  • The best length for a liveaboard narrowboat – What’s the best length to buy? What are the pros and cons of different length boats
  • ONE tip to offer a potential narrowboat owner – If you are already a narrowboat owner, you can share your experience. If you haven’t bought one yet, you need to read this thread.
  • Powering your computer on a narrowboat – Can you power your computer/laptop from the boat’s 12v supply or do you need mains power?
  • Must-have gadgets and necessities – The most useful/useless gadgets for life on a narrowboat
  • Choosing a stove for your boat – Are domestic solid fuel stoves as good as the ones designed specifically for boats? Which is the best one to buy?

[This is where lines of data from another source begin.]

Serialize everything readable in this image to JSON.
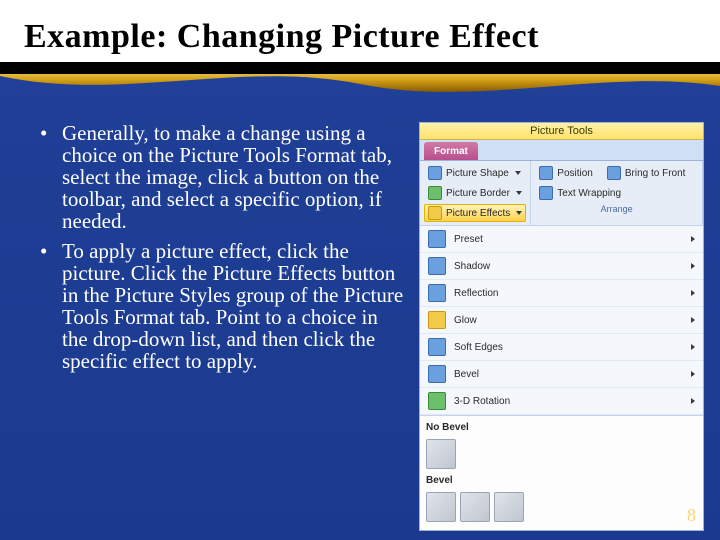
{
  "slide": {
    "title": "Example: Changing Picture Effect",
    "page_number": "8"
  },
  "bullets": [
    "Generally, to make a change using a choice on the Picture Tools Format tab, select the image, click a button on the toolbar, and select a specific option, if needed.",
    "To apply a picture effect, click the picture. Click the Picture Effects button in the Picture Styles group of the Picture Tools Format tab. Point to a choice in the drop-down list, and then click the specific effect to apply."
  ],
  "ribbon": {
    "contextual_title": "Picture Tools",
    "tab": "Format",
    "style_buttons": {
      "shape": "Picture Shape",
      "border": "Picture Border",
      "effects": "Picture Effects"
    },
    "arrange_buttons": {
      "bring_front": "Bring to Front",
      "text_wrap": "Text Wrapping",
      "position": "Position"
    },
    "arrange_label": "Arrange",
    "effect_menu": [
      "Preset",
      "Shadow",
      "Reflection",
      "Glow",
      "Soft Edges",
      "Bevel",
      "3-D Rotation"
    ],
    "submenu": {
      "no_bevel": "No Bevel",
      "bevel": "Bevel"
    }
  }
}
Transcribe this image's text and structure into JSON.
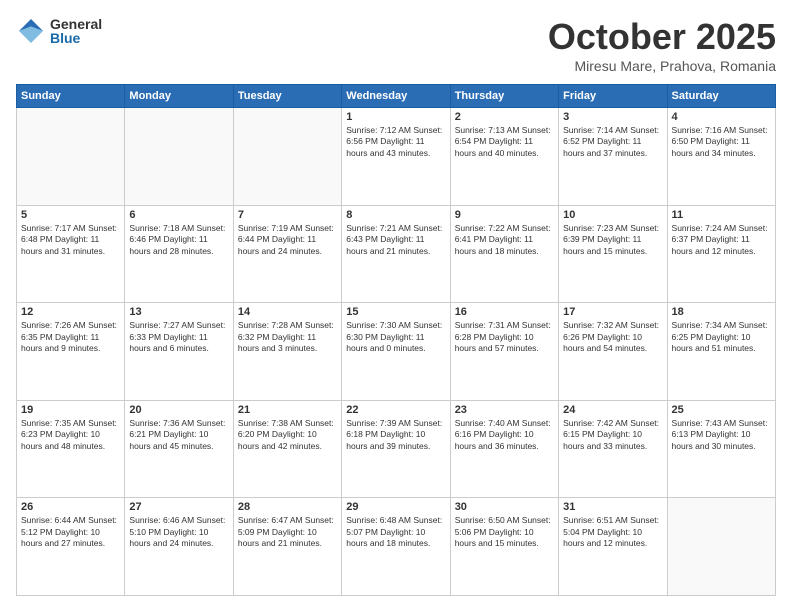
{
  "header": {
    "logo_general": "General",
    "logo_blue": "Blue",
    "month": "October 2025",
    "location": "Miresu Mare, Prahova, Romania"
  },
  "weekdays": [
    "Sunday",
    "Monday",
    "Tuesday",
    "Wednesday",
    "Thursday",
    "Friday",
    "Saturday"
  ],
  "weeks": [
    [
      {
        "day": "",
        "info": ""
      },
      {
        "day": "",
        "info": ""
      },
      {
        "day": "",
        "info": ""
      },
      {
        "day": "1",
        "info": "Sunrise: 7:12 AM\nSunset: 6:56 PM\nDaylight: 11 hours and 43 minutes."
      },
      {
        "day": "2",
        "info": "Sunrise: 7:13 AM\nSunset: 6:54 PM\nDaylight: 11 hours and 40 minutes."
      },
      {
        "day": "3",
        "info": "Sunrise: 7:14 AM\nSunset: 6:52 PM\nDaylight: 11 hours and 37 minutes."
      },
      {
        "day": "4",
        "info": "Sunrise: 7:16 AM\nSunset: 6:50 PM\nDaylight: 11 hours and 34 minutes."
      }
    ],
    [
      {
        "day": "5",
        "info": "Sunrise: 7:17 AM\nSunset: 6:48 PM\nDaylight: 11 hours and 31 minutes."
      },
      {
        "day": "6",
        "info": "Sunrise: 7:18 AM\nSunset: 6:46 PM\nDaylight: 11 hours and 28 minutes."
      },
      {
        "day": "7",
        "info": "Sunrise: 7:19 AM\nSunset: 6:44 PM\nDaylight: 11 hours and 24 minutes."
      },
      {
        "day": "8",
        "info": "Sunrise: 7:21 AM\nSunset: 6:43 PM\nDaylight: 11 hours and 21 minutes."
      },
      {
        "day": "9",
        "info": "Sunrise: 7:22 AM\nSunset: 6:41 PM\nDaylight: 11 hours and 18 minutes."
      },
      {
        "day": "10",
        "info": "Sunrise: 7:23 AM\nSunset: 6:39 PM\nDaylight: 11 hours and 15 minutes."
      },
      {
        "day": "11",
        "info": "Sunrise: 7:24 AM\nSunset: 6:37 PM\nDaylight: 11 hours and 12 minutes."
      }
    ],
    [
      {
        "day": "12",
        "info": "Sunrise: 7:26 AM\nSunset: 6:35 PM\nDaylight: 11 hours and 9 minutes."
      },
      {
        "day": "13",
        "info": "Sunrise: 7:27 AM\nSunset: 6:33 PM\nDaylight: 11 hours and 6 minutes."
      },
      {
        "day": "14",
        "info": "Sunrise: 7:28 AM\nSunset: 6:32 PM\nDaylight: 11 hours and 3 minutes."
      },
      {
        "day": "15",
        "info": "Sunrise: 7:30 AM\nSunset: 6:30 PM\nDaylight: 11 hours and 0 minutes."
      },
      {
        "day": "16",
        "info": "Sunrise: 7:31 AM\nSunset: 6:28 PM\nDaylight: 10 hours and 57 minutes."
      },
      {
        "day": "17",
        "info": "Sunrise: 7:32 AM\nSunset: 6:26 PM\nDaylight: 10 hours and 54 minutes."
      },
      {
        "day": "18",
        "info": "Sunrise: 7:34 AM\nSunset: 6:25 PM\nDaylight: 10 hours and 51 minutes."
      }
    ],
    [
      {
        "day": "19",
        "info": "Sunrise: 7:35 AM\nSunset: 6:23 PM\nDaylight: 10 hours and 48 minutes."
      },
      {
        "day": "20",
        "info": "Sunrise: 7:36 AM\nSunset: 6:21 PM\nDaylight: 10 hours and 45 minutes."
      },
      {
        "day": "21",
        "info": "Sunrise: 7:38 AM\nSunset: 6:20 PM\nDaylight: 10 hours and 42 minutes."
      },
      {
        "day": "22",
        "info": "Sunrise: 7:39 AM\nSunset: 6:18 PM\nDaylight: 10 hours and 39 minutes."
      },
      {
        "day": "23",
        "info": "Sunrise: 7:40 AM\nSunset: 6:16 PM\nDaylight: 10 hours and 36 minutes."
      },
      {
        "day": "24",
        "info": "Sunrise: 7:42 AM\nSunset: 6:15 PM\nDaylight: 10 hours and 33 minutes."
      },
      {
        "day": "25",
        "info": "Sunrise: 7:43 AM\nSunset: 6:13 PM\nDaylight: 10 hours and 30 minutes."
      }
    ],
    [
      {
        "day": "26",
        "info": "Sunrise: 6:44 AM\nSunset: 5:12 PM\nDaylight: 10 hours and 27 minutes."
      },
      {
        "day": "27",
        "info": "Sunrise: 6:46 AM\nSunset: 5:10 PM\nDaylight: 10 hours and 24 minutes."
      },
      {
        "day": "28",
        "info": "Sunrise: 6:47 AM\nSunset: 5:09 PM\nDaylight: 10 hours and 21 minutes."
      },
      {
        "day": "29",
        "info": "Sunrise: 6:48 AM\nSunset: 5:07 PM\nDaylight: 10 hours and 18 minutes."
      },
      {
        "day": "30",
        "info": "Sunrise: 6:50 AM\nSunset: 5:06 PM\nDaylight: 10 hours and 15 minutes."
      },
      {
        "day": "31",
        "info": "Sunrise: 6:51 AM\nSunset: 5:04 PM\nDaylight: 10 hours and 12 minutes."
      },
      {
        "day": "",
        "info": ""
      }
    ]
  ]
}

  • Diesel heating for boats – How important is a solid fuel stove on a liveaboard narrowboat? Is a diesel heating system OK as a primary heat source?

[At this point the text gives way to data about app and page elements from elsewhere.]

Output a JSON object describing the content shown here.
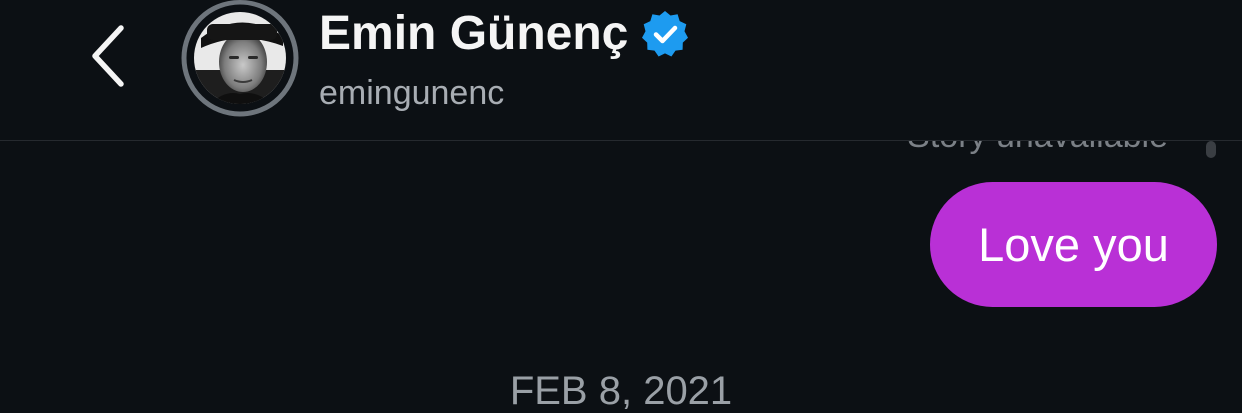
{
  "header": {
    "contact_name": "Emin Günenç",
    "username": "emingunenc",
    "verified": true,
    "icons": [
      "chevron-left-icon",
      "verified-badge-icon"
    ]
  },
  "thread": {
    "status_note": "Story unavailable",
    "messages": [
      {
        "text": "Love you",
        "sender": "me"
      }
    ],
    "date_separator": "FEB 8, 2021"
  },
  "colors": {
    "background": "#0c1014",
    "bubble": "#b930d6",
    "verified_blue": "#1d9bf0",
    "secondary_text": "#a8adb3"
  }
}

  • Computers on boats – Can a computer be powered from your boat’s 12v system or does it need to be plugged into the mains

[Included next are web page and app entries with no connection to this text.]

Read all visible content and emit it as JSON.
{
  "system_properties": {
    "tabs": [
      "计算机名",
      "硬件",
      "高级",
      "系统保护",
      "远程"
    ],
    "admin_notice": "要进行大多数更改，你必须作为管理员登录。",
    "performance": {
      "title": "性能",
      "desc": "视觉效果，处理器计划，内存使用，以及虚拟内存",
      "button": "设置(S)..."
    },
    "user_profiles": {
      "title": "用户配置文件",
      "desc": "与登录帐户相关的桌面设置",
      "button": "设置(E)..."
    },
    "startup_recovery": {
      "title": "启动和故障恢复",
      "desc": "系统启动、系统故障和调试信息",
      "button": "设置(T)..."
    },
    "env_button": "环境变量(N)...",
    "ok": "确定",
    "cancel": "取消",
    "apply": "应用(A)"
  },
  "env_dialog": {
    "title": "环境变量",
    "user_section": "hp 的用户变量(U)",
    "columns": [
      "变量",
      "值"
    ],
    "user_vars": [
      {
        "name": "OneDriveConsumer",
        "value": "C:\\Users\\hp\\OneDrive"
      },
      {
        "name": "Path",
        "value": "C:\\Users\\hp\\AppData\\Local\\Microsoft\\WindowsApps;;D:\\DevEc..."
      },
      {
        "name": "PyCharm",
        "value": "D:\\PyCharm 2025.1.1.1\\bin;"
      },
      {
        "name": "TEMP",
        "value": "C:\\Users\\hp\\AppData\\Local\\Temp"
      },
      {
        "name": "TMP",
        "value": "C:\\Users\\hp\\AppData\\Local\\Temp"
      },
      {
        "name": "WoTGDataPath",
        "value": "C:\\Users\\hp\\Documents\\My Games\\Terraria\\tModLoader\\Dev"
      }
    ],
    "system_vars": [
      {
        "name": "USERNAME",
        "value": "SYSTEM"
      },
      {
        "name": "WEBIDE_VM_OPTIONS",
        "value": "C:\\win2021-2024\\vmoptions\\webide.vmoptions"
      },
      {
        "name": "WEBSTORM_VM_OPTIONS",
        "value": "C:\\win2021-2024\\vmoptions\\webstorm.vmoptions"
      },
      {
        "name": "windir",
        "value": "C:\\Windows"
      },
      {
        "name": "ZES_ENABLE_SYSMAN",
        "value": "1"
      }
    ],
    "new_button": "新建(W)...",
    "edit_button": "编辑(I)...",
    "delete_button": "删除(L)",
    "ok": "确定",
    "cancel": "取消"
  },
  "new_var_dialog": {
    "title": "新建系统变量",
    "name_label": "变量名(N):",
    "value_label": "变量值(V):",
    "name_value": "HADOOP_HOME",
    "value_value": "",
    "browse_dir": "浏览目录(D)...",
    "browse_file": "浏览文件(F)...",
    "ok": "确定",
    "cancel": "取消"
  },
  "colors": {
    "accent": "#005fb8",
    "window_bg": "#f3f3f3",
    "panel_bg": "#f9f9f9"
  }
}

  • Receiving post on your boat – How does the postman find you when you’re cruising? How do you apply for a driving license, a TV license or a bank statement when you have no official address?
  • Bikes on board – Many boat owners do not have cars so they rely on bikes to get them to the shops (or the pub). Some use bikes to collect their cars after a day’s cruising. There’s a huge selection of bikes to choose from. Which are the best for your boat? To tell you the truth, I don’t know the answer. Can you point forum member Ainslo in the right direction?
  • VAT on narrowboat sales – Does the price of your narrowboat contain a VAT element? Can the VAT be reclaimed?
  • Internet access – How do you connect to the internet when you live on a boat?
  • Living off property rental income – Do you have a property that you indend to let while you cruise the waterways? Read this before you work out your budget.
  • How to find a narrowboat to live on – Here’s an article about choosing a liveaboard narrowboat, and a question about finding a narrowboat with a steering wheel.
  • Vertigo – How to deal with walking over lock gates if you’re frightened of heights.
  • Long term narrowboat hire – If you aren’t ready to buy a narrowboat yet, what are your chances of hiring a narrowboat for more than a few weeks?
  • Residential moorings and single handed boating – How do you handle a narrowboat on your own? What do you do about a mooring if you live on board and only want a mooring for part of the year
  • Too tall for a narrowboat? – Is a narrowboat suitable for you if you are above average height?
  • Dealing with condensation – Do all narrowboats suffer from damp? What can you do about it?
  • Solar panels – More information about portable and fixed solar panels
  • Heating systems – Hurricane and Mikuni heating systems discussed

Useful Links

Living on a Narrowboat: The REAL Cost of a Life Afloat – Narrowboat costs explained in detail. My own maintenance and living cost on narrowboat James for a full year. Use this information to work out your own costs.
Find out what parts of the canal are closed and for how long. Essential cruising information for you.
Do you need to find a home for your boat? Here’s a comprehensive list of the narrowboat friendly marinas in the UK
Do you want to see where these marinas are on a map? Here it is.
Here’s a map of all the canals on the system to help you plan your route.
Newsletter Archive – Browse through a wealth of useful content in the newsletters over the last year.